*** SOURCE DATA Section Begins ***

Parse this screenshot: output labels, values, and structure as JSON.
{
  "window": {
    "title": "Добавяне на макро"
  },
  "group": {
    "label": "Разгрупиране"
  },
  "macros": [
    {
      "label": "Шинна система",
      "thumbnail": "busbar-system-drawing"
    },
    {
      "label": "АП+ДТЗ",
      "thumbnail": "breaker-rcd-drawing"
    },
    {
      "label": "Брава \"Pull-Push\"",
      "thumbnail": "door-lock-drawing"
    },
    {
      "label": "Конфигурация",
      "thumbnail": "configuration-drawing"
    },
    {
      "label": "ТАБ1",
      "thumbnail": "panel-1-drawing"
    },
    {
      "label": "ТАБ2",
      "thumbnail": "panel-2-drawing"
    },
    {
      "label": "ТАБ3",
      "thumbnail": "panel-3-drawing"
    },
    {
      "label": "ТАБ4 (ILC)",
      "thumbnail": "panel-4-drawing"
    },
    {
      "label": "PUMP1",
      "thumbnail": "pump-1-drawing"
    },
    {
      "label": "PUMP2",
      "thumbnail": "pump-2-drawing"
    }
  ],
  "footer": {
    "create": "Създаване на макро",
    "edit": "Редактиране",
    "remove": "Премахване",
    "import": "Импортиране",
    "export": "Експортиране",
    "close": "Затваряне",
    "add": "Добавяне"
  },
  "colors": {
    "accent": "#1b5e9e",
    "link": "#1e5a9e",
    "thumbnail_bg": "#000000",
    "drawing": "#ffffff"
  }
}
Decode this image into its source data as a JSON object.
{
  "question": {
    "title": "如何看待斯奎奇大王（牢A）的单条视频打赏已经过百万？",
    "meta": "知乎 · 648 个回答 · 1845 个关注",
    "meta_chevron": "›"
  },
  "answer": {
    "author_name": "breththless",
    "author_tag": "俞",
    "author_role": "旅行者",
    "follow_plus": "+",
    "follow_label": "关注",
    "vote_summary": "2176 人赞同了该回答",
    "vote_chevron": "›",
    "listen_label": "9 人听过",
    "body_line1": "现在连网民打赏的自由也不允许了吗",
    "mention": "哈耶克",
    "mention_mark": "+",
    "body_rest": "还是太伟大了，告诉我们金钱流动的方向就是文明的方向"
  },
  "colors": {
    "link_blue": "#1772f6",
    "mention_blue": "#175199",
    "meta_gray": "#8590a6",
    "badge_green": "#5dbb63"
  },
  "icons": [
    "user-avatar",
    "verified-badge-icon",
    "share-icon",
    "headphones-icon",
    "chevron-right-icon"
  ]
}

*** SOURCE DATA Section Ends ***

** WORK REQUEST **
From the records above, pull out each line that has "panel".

** RESPONSE BELOW **
      "thumbnail": "panel-1-drawing"
      "thumbnail": "panel-2-drawing"
      "thumbnail": "panel-3-drawing"
      "thumbnail": "panel-4-drawing"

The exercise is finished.